◆ Problem to solve ◆
Scan the data below for the string "kansiona". Copy every line where it appears.

◆ Excerpts from an interface dataset ◆
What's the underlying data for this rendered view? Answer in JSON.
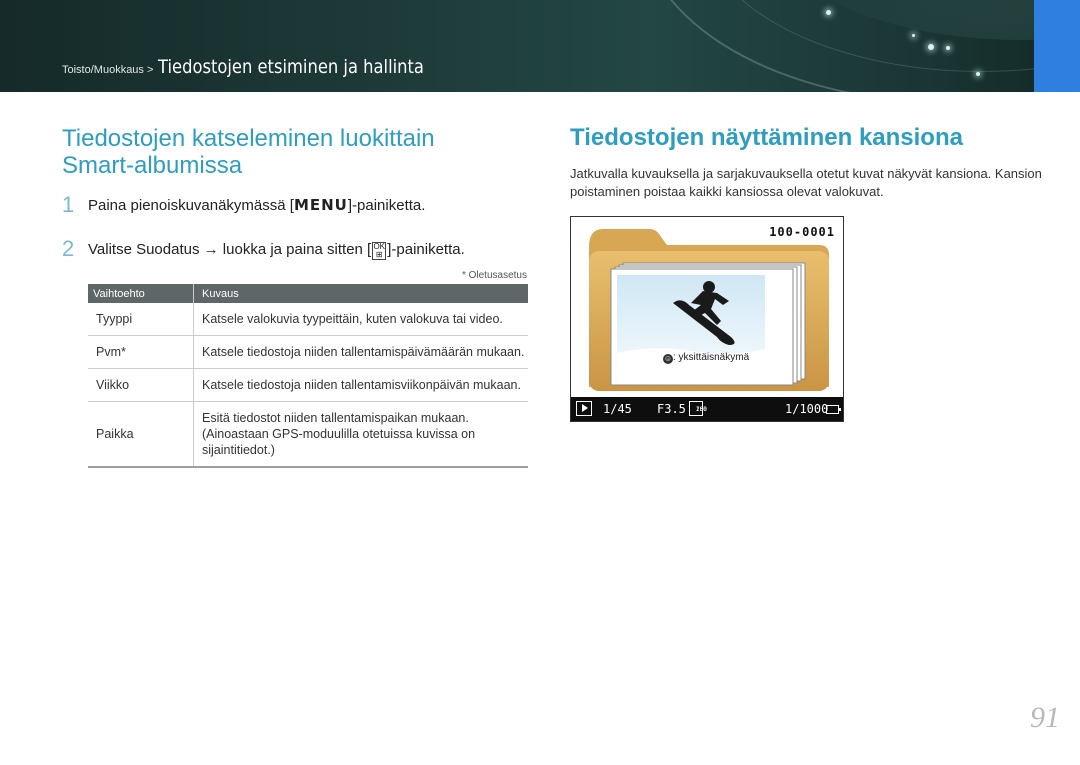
{
  "header": {
    "breadcrumb_section": "Toisto/Muokkaus >",
    "breadcrumb_title": "Tiedostojen etsiminen ja hallinta"
  },
  "left": {
    "heading": "Tiedostojen katseleminen luokittain Smart-albumissa",
    "step1": {
      "number": "1",
      "text_before": "Paina pienoiskuvanäkymässä [",
      "key": "MENU",
      "text_after": "]-painiketta."
    },
    "step2": {
      "number": "2",
      "text_before": "Valitse ",
      "bold": "Suodatus",
      "text_middle": " → luokka ja paina sitten [",
      "key_top": "OK",
      "text_after": "]-painiketta."
    },
    "note": "* Oletusasetus",
    "table": {
      "headers": [
        "Vaihtoehto",
        "Kuvaus"
      ],
      "rows": [
        {
          "option": "Tyyppi",
          "desc": "Katsele valokuvia tyypeittäin, kuten valokuva tai video."
        },
        {
          "option": "Pvm*",
          "desc": "Katsele tiedostoja niiden tallentamispäivämäärän mukaan."
        },
        {
          "option": "Viikko",
          "desc": "Katsele tiedostoja niiden tallentamisviikonpäivän mukaan."
        },
        {
          "option": "Paikka",
          "desc": "Esitä tiedostot niiden tallentamispaikan mukaan. (Ainoastaan GPS-moduulilla otetuissa kuvissa on sijaintitiedot.)"
        }
      ]
    }
  },
  "right": {
    "heading": "Tiedostojen näyttäminen kansiona",
    "paragraph": "Jatkuvalla kuvauksella ja sarjakuvauksella otetut kuvat näkyvät kansiona. Kansion poistaminen poistaa kaikki kansiossa olevat valokuvat.",
    "camera": {
      "folder_code": "100-0001",
      "single_view_label": ": yksittäisnäkymä",
      "frame_count": "1/45",
      "aperture": "F3.5",
      "iso_top": "ISO",
      "iso_value": "200",
      "shutter": "1/1000"
    }
  },
  "page_number": "91",
  "colors": {
    "heading_blue": "#2e9dc0",
    "header_teal": "#1d3a38",
    "accent_blue_tab": "#2f7fe0",
    "table_header_gray": "#5e6667",
    "folder_tan": "#d9a657"
  }
}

◆ Written solution ◆
    "heading": "Tiedostojen näyttäminen kansiona",
    "paragraph": "Jatkuvalla kuvauksella ja sarjakuvauksella otetut kuvat näkyvät kansiona. Kansion poistaminen poistaa kaikki kansiossa olevat valokuvat.",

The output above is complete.